**REQUIREMENT**. Retype, without changes, every line from the line that contains "Parse this screenshot: output" through the final line of the records. Exclude pictures.

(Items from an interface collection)
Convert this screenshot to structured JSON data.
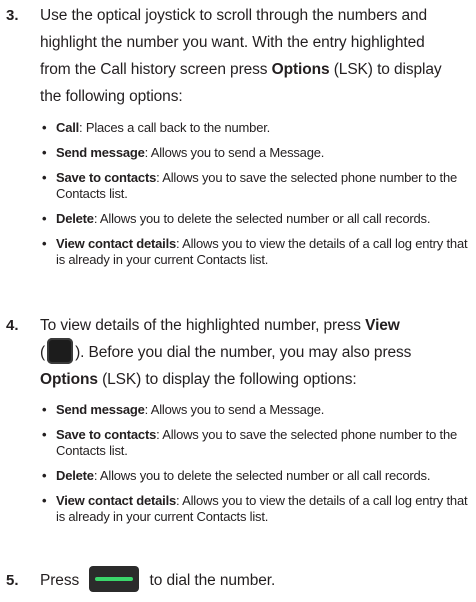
{
  "step3": {
    "number": "3.",
    "line1": "Use the optical joystick to scroll through the numbers and",
    "line2": "highlight the number you want. With the entry highlighted",
    "line3_a": "from the Call history screen press ",
    "line3_bold": "Options",
    "line3_b": " (LSK) to display",
    "line4": "the following options:",
    "bullets": [
      {
        "term": "Call",
        "desc": ": Places a call back to the number."
      },
      {
        "term": "Send message",
        "desc": ": Allows you to send a Message."
      },
      {
        "term": "Save to contacts",
        "desc": ": Allows you to save the selected phone number to the Contacts list."
      },
      {
        "term": "Delete",
        "desc": ": Allows you to delete the selected number or all call records."
      },
      {
        "term": "View contact details",
        "desc": ": Allows you to view the details of a call log entry that is already in your current Contacts list."
      }
    ]
  },
  "step4": {
    "number": "4.",
    "line1_a": "To view details of the highlighted number, press ",
    "line1_bold": "View",
    "line2_a": "(",
    "line2_b": "). Before you dial the number, you may also press",
    "line3_bold": "Options",
    "line3_b": " (LSK) to display the following options:",
    "bullets": [
      {
        "term": "Send message",
        "desc": ": Allows you to send a Message."
      },
      {
        "term": "Save to contacts",
        "desc": ": Allows you to save the selected phone number to the Contacts list."
      },
      {
        "term": "Delete",
        "desc": ": Allows you to delete the selected number or all call records."
      },
      {
        "term": "View contact details",
        "desc": ": Allows you to view the details of a call log entry that is already in your current Contacts list."
      }
    ]
  },
  "step5": {
    "number": "5.",
    "text_a": "Press ",
    "text_b": " to dial the number."
  },
  "icons": {
    "view_key": "view-key-icon",
    "send_key": "send-key-icon",
    "send_key_accent": "#3bd66b"
  }
}
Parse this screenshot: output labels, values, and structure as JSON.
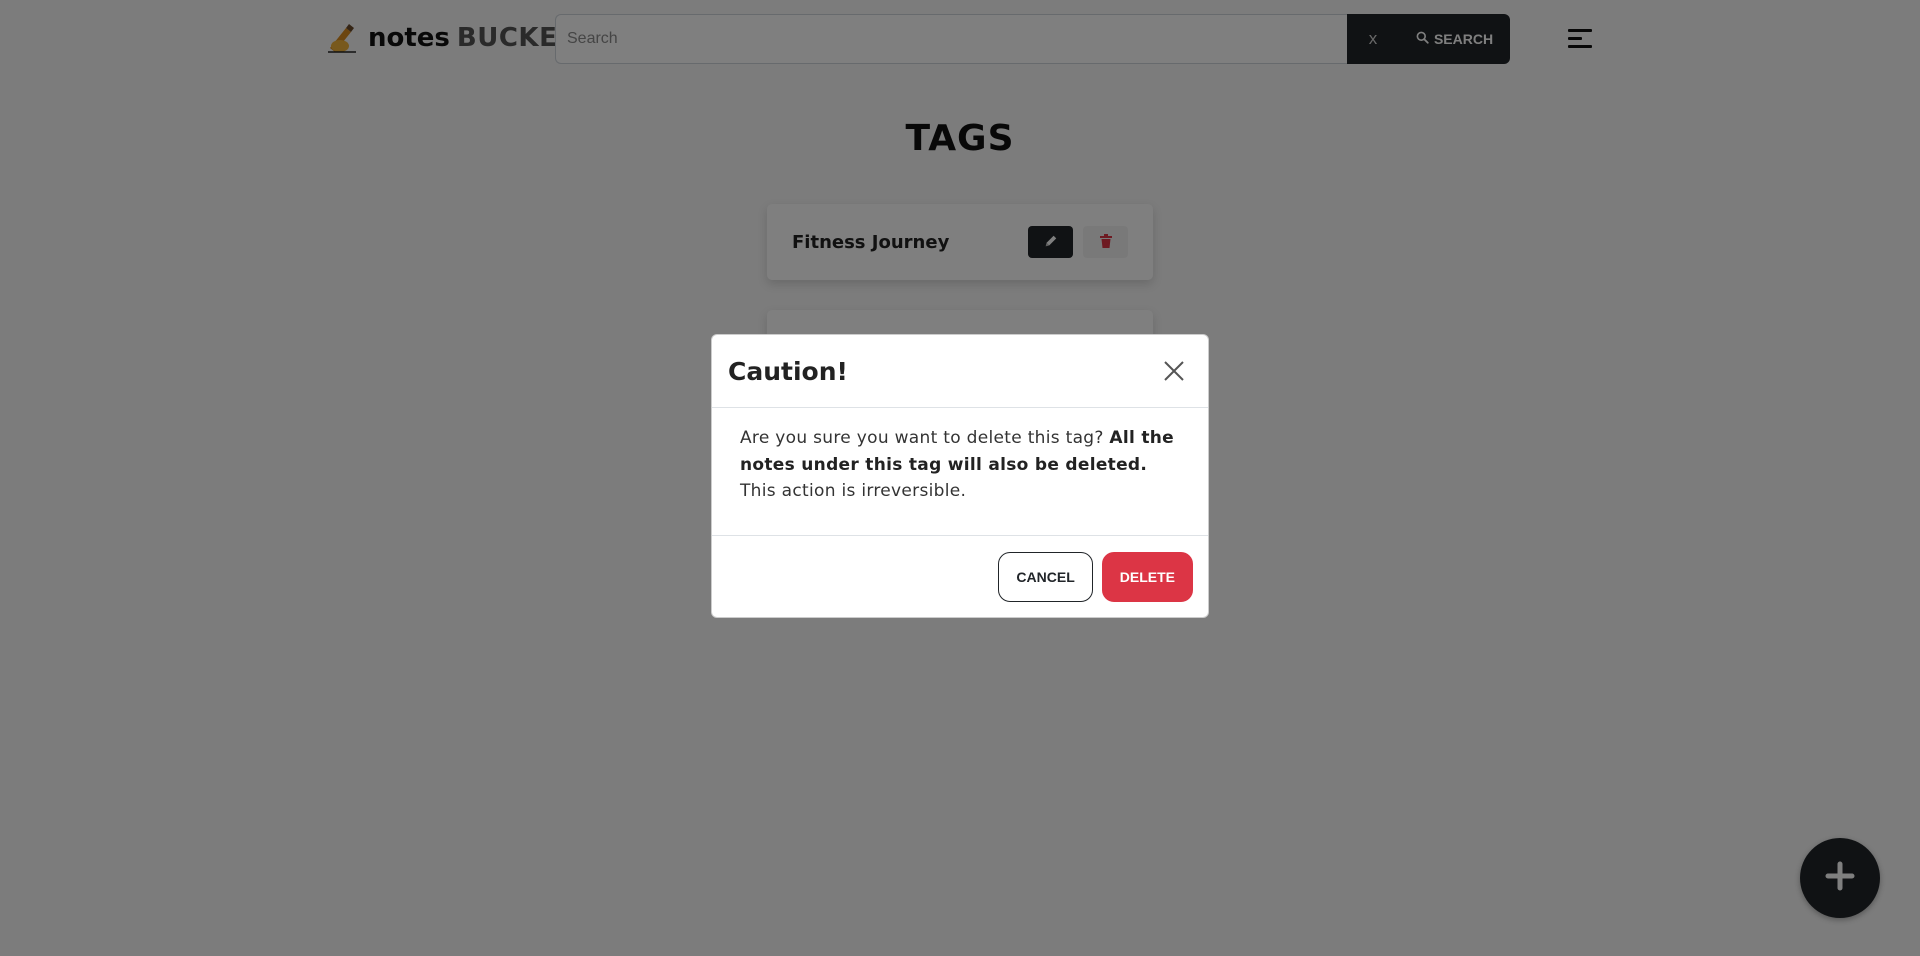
{
  "header": {
    "brand_notes": "notes",
    "brand_bucket": "BUCKET",
    "search_placeholder": "Search",
    "clear_label": "x",
    "search_label": "SEARCH"
  },
  "main": {
    "title": "TAGS",
    "tags": [
      {
        "name": "Fitness Journey"
      },
      {
        "name": ""
      }
    ]
  },
  "modal": {
    "title": "Caution!",
    "body_text_1": "Are you sure you want to delete this tag? ",
    "body_bold": "All the notes under this tag will also be deleted.",
    "body_text_2": " This action is irreversible.",
    "cancel_label": "CANCEL",
    "delete_label": "DELETE"
  },
  "colors": {
    "dark": "#212529",
    "danger": "#dc3545",
    "page_bg": "#f8f8f8",
    "backdrop": "rgba(0,0,0,0.5)"
  },
  "icons": {
    "brand": "writing-hand-icon",
    "search": "search-icon",
    "menu": "hamburger-menu-icon",
    "edit": "pencil-icon",
    "delete": "trash-icon",
    "close": "close-icon",
    "add": "plus-icon"
  }
}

**WRITTEN SOLUTION**.
Parse this screenshot: output labels, values, and structure as JSON.
{
  "header": {
    "brand_notes": "notes",
    "brand_bucket": "BUCKET",
    "search_placeholder": "Search",
    "clear_label": "x",
    "search_label": "SEARCH"
  },
  "main": {
    "title": "TAGS",
    "tags": [
      {
        "name": "Fitness Journey"
      },
      {
        "name": ""
      }
    ]
  },
  "modal": {
    "title": "Caution!",
    "body_text_1": "Are you sure you want to delete this tag? ",
    "body_bold": "All the notes under this tag will also be deleted.",
    "body_text_2": " This action is irreversible.",
    "cancel_label": "CANCEL",
    "delete_label": "DELETE"
  },
  "colors": {
    "dark": "#212529",
    "danger": "#dc3545",
    "page_bg": "#f8f8f8",
    "backdrop": "rgba(0,0,0,0.5)"
  },
  "icons": {
    "brand": "writing-hand-icon",
    "search": "search-icon",
    "menu": "hamburger-menu-icon",
    "edit": "pencil-icon",
    "delete": "trash-icon",
    "close": "close-icon",
    "add": "plus-icon"
  }
}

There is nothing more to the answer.